datasetposted on 25.08.2015 by Zhou C., Lou K., Tatum K., Funk J., Wu J., Bartkowiak T., Kagan D., Lou Y.
Datasets usually provide raw data for analysis. This raw data often comes in spreadsheet form, but can be any collection of data, on which analysis can be performed.

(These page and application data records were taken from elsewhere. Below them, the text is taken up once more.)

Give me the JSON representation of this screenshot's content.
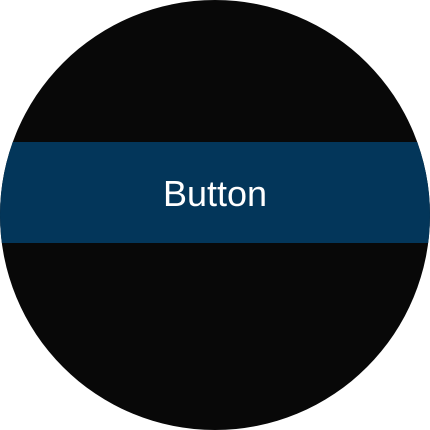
{
  "button": {
    "label": "Button"
  },
  "colors": {
    "background": "#080808",
    "button_fill": "#03365a",
    "button_text": "#ffffff"
  }
}
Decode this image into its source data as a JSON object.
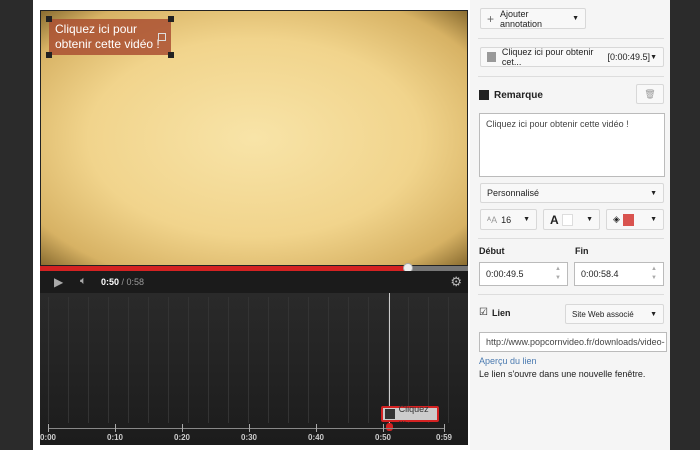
{
  "video": {
    "annotation_text": "Cliquez ici pour obtenir cette vidéo !",
    "progress_percent": 86,
    "current_time": "0:50",
    "duration": "0:58",
    "progress_color": "#d42222"
  },
  "timeline": {
    "ticks": [
      "0:00",
      "0:10",
      "0:20",
      "0:30",
      "0:40",
      "0:50",
      "0:59"
    ],
    "annotation_label": "Cliquez ..."
  },
  "panel": {
    "add_annotation": "Ajouter annotation",
    "selected_annotation": "Cliquez ici pour obtenir cet...",
    "selected_time": "[0:00:49.5]",
    "type_label": "Remarque",
    "text_value": "Cliquez ici pour obtenir cette vidéo !",
    "style_select": "Personnalisé",
    "font_size": "16",
    "text_color": "#ffffff",
    "bg_color": "#d9534f",
    "start_label": "Début",
    "start_value": "0:00:49.5",
    "end_label": "Fin",
    "end_value": "0:00:58.4",
    "link_label": "Lien",
    "link_checked": true,
    "link_type": "Site Web associé",
    "link_url": "http://www.popcornvideo.fr/downloads/video-",
    "preview_link": "Aperçu du lien",
    "link_note": "Le lien s'ouvre dans une nouvelle fenêtre."
  }
}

Background: Many types of glomerulonephritis (GN) undergo tandem connected phases: inflammation and fibrosis. Fibrosis in human GNs leads to irreversible end-stage disease. This study investigated how these 2 phases were controlled. Methods: Using a rat anti-glomerular basement membrane GN model, we established bone marrow (BM) chimeras between GN-resistant Lewis (LEW) and GN-susceptible Wistar Kyoto (WKY) rats. Glomerular inflammation and fibrosis were compared between chimeras. Results: LEW's BM to WKY chimeras with or without co-transfer of host WKY's T cells were GN-resistant. On the other hand, WKY's BM to LEW (LEWWKY) chimeras developed glomerular inflammation and albuminuria upon immunization. Quantitative analysis showed that the number and composition of inflammatory cells in glomeruli of immunized LEWWKY chimeras were similar to those in immunized WKY rats at their inflammatory peak. Thus, glomerular inflammation was controlled by BM-derived non-T cell populations. However, unlike WKY rats, LEWWKY rats did not develop fibrosis until the end of experiments (84 days) in spite of persistent inflammation and albuminuria. Conclusion: Inflammation alone was not sufficient to trigger fibrosis, suggesting a critical role of glomerular cells in the fibrotic process. As LEWWKY chimera allows us to separate glomerular inflammation from fibrosis, this model provides a useful tool to study how fibrosis is initiated following inflammation.